Your task:
Each line below that includes the word "text" is to be reported.

Dataset entries:

:::

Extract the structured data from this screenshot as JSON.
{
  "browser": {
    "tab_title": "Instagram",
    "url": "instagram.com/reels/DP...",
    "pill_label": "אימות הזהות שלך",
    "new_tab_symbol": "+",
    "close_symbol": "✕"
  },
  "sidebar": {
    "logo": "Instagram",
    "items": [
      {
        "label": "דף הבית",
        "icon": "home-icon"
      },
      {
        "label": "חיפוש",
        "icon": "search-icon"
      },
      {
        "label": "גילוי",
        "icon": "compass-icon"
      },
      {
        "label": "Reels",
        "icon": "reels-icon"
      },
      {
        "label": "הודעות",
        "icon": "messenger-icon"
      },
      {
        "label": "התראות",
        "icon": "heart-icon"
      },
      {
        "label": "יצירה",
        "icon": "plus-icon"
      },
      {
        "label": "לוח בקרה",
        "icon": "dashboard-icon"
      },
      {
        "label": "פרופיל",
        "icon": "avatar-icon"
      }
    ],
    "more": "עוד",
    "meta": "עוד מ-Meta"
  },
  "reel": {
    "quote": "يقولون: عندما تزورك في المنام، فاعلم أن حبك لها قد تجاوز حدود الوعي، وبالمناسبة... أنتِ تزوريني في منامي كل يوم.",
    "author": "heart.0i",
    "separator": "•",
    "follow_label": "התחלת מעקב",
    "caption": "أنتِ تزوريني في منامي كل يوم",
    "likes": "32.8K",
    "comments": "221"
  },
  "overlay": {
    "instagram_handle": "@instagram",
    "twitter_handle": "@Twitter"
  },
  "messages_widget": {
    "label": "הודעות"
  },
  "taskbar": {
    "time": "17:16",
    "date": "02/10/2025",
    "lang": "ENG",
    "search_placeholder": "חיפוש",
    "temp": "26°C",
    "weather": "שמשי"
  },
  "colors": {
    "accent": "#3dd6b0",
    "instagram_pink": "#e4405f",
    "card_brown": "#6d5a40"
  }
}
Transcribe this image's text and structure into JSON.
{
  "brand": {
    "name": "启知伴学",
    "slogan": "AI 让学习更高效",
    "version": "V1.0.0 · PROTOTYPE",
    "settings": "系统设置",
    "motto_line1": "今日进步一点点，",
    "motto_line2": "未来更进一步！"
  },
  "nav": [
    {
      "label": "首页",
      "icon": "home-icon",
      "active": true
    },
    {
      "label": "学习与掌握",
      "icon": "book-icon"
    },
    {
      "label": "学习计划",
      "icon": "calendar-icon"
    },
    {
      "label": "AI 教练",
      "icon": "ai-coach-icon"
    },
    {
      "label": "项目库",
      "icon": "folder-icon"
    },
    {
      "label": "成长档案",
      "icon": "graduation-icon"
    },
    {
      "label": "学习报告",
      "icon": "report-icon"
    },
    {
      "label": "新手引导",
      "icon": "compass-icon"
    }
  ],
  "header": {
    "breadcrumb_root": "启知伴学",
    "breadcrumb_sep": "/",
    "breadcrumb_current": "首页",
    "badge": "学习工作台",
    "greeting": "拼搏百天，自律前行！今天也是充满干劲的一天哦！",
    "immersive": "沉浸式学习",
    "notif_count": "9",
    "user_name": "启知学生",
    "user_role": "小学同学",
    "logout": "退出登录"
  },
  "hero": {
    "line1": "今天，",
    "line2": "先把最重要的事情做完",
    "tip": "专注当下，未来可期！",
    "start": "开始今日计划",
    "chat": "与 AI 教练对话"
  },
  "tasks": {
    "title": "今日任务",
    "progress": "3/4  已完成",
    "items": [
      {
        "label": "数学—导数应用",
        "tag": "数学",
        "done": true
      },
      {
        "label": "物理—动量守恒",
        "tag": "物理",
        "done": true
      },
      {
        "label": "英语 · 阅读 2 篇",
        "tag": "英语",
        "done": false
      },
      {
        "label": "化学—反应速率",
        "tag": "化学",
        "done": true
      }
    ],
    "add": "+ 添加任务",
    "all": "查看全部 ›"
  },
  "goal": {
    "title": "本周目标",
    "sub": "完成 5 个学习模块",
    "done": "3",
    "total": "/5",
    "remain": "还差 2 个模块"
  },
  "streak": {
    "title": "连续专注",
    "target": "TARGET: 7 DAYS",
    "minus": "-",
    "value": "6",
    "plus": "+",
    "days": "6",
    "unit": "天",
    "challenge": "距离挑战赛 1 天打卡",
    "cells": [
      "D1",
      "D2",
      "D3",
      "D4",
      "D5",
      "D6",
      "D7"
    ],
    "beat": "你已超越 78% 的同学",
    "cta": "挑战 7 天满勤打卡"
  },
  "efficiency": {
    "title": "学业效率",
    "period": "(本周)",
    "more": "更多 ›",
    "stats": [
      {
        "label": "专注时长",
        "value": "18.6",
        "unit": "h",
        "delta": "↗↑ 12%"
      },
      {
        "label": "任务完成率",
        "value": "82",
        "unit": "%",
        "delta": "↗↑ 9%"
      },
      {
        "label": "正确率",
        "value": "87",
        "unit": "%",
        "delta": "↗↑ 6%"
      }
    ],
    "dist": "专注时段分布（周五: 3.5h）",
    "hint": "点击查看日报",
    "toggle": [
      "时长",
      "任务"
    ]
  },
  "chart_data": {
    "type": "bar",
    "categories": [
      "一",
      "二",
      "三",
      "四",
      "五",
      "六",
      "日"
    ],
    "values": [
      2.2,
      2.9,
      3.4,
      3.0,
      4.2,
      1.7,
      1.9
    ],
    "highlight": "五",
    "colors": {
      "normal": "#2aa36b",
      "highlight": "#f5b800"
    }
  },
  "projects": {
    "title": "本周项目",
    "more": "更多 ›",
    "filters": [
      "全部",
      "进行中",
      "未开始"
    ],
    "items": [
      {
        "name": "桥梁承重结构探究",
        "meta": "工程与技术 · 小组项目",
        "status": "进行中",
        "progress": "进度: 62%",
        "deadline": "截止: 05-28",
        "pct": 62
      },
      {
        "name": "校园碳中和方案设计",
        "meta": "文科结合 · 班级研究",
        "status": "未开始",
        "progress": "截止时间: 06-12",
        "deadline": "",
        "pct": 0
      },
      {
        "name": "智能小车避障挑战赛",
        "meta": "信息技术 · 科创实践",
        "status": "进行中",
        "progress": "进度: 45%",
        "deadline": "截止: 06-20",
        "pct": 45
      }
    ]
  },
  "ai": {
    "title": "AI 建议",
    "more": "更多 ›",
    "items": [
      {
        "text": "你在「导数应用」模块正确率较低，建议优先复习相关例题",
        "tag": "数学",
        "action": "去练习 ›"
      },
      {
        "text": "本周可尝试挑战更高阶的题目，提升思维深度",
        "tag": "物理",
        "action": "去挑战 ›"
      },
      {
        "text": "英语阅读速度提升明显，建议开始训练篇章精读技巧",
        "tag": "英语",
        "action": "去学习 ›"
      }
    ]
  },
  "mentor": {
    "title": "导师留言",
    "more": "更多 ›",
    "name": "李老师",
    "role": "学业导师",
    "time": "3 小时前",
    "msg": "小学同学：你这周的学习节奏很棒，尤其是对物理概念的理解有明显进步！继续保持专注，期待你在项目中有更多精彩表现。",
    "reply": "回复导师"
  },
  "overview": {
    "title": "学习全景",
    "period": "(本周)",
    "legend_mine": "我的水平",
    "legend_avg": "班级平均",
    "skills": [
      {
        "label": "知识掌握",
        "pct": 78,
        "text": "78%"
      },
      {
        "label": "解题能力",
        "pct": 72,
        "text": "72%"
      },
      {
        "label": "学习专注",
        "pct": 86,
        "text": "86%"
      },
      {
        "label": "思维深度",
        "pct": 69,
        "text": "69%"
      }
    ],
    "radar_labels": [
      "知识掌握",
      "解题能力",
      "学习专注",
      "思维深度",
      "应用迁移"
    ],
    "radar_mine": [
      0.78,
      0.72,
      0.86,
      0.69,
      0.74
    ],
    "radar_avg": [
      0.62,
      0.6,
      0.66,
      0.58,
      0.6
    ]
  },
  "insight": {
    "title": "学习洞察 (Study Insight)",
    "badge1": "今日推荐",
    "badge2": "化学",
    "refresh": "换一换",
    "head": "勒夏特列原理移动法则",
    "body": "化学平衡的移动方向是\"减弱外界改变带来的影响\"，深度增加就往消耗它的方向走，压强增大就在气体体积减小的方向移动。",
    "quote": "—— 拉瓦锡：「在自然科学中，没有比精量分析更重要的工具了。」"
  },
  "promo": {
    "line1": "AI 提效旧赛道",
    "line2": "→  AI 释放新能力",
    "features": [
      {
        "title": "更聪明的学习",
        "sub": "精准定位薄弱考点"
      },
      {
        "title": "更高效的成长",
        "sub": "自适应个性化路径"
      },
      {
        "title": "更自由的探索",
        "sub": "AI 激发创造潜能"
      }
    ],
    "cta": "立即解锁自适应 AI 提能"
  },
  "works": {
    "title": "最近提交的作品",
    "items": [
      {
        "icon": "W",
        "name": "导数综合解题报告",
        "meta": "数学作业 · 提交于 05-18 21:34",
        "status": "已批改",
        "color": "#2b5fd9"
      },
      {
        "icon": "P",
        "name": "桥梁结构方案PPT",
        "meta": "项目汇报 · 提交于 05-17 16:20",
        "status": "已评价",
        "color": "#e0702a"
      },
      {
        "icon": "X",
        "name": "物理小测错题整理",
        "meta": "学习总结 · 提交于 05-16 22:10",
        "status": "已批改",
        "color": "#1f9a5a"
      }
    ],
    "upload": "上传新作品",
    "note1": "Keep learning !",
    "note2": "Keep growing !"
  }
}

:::

Your response:
Transcribe this image's text and structure into JSON.
        "text": "你在「导数应用」模块正确率较低，建议优先复习相关例题",
        "text": "本周可尝试挑战更高阶的题目，提升思维深度",
        "text": "英语阅读速度提升明显，建议开始训练篇章精读技巧",
        "text": "78%"
        "text": "72%"
        "text": "86%"
        "text": "69%"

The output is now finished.